● What you will do
Search the listing below for the string "true", then copy every line it appears in.

● Input data

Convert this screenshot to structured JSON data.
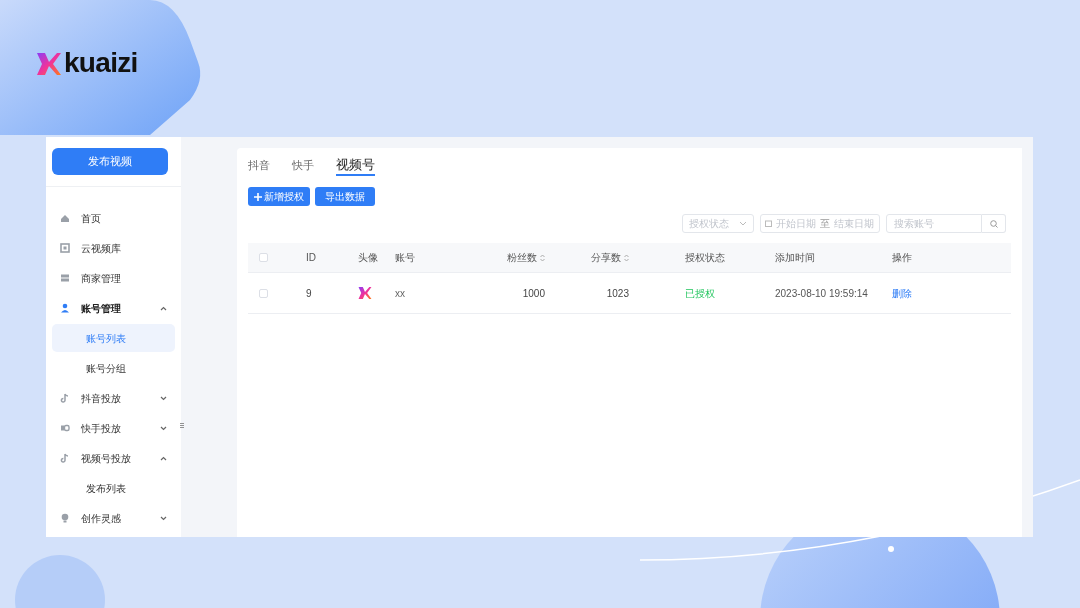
{
  "logo": {
    "text": "kuaizi"
  },
  "sidebar": {
    "publish_button": "发布视频",
    "items": [
      {
        "kind": "link",
        "label": "首页"
      },
      {
        "kind": "link",
        "label": "云视频库"
      },
      {
        "kind": "link",
        "label": "商家管理"
      },
      {
        "kind": "group",
        "label": "账号管理",
        "expanded": true,
        "children": [
          {
            "label": "账号列表",
            "selected": true
          },
          {
            "label": "账号分组",
            "selected": false
          }
        ]
      },
      {
        "kind": "group",
        "label": "抖音投放",
        "expanded": false
      },
      {
        "kind": "group",
        "label": "快手投放",
        "expanded": false
      },
      {
        "kind": "group",
        "label": "视频号投放",
        "expanded": true,
        "children": [
          {
            "label": "发布列表",
            "selected": false
          }
        ]
      },
      {
        "kind": "group",
        "label": "创作灵感",
        "expanded": false
      }
    ]
  },
  "tabs": [
    {
      "label": "抖音",
      "selected": false
    },
    {
      "label": "快手",
      "selected": false
    },
    {
      "label": "视频号",
      "selected": true
    }
  ],
  "toolbar": {
    "add_button": "新增授权",
    "export_button": "导出数据"
  },
  "filters": {
    "status_select": {
      "placeholder": "授权状态"
    },
    "date_range": {
      "start_placeholder": "开始日期",
      "separator": "至",
      "end_placeholder": "结束日期"
    },
    "search": {
      "placeholder": "搜索账号"
    }
  },
  "table": {
    "select_all_checked": false,
    "columns": [
      {
        "label": "ID",
        "sortable": false
      },
      {
        "label": "头像",
        "sortable": false
      },
      {
        "label": "账号",
        "sortable": false
      },
      {
        "label": "粉丝数",
        "sortable": true
      },
      {
        "label": "分享数",
        "sortable": true
      },
      {
        "label": "授权状态",
        "sortable": false
      },
      {
        "label": "添加时间",
        "sortable": false
      },
      {
        "label": "操作",
        "sortable": false
      }
    ],
    "rows": [
      {
        "checked": false,
        "id": "9",
        "account": "xx",
        "fans": "1000",
        "shares": "1023",
        "status": "已授权",
        "authorized": true,
        "added": "2023-08-10 19:59:14",
        "action": "删除"
      }
    ]
  }
}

● Exercise result
        "expanded": true,
            "selected": true
        "expanded": true,
      "selected": true
        "sortable": true
        "sortable": true
        "authorized": true,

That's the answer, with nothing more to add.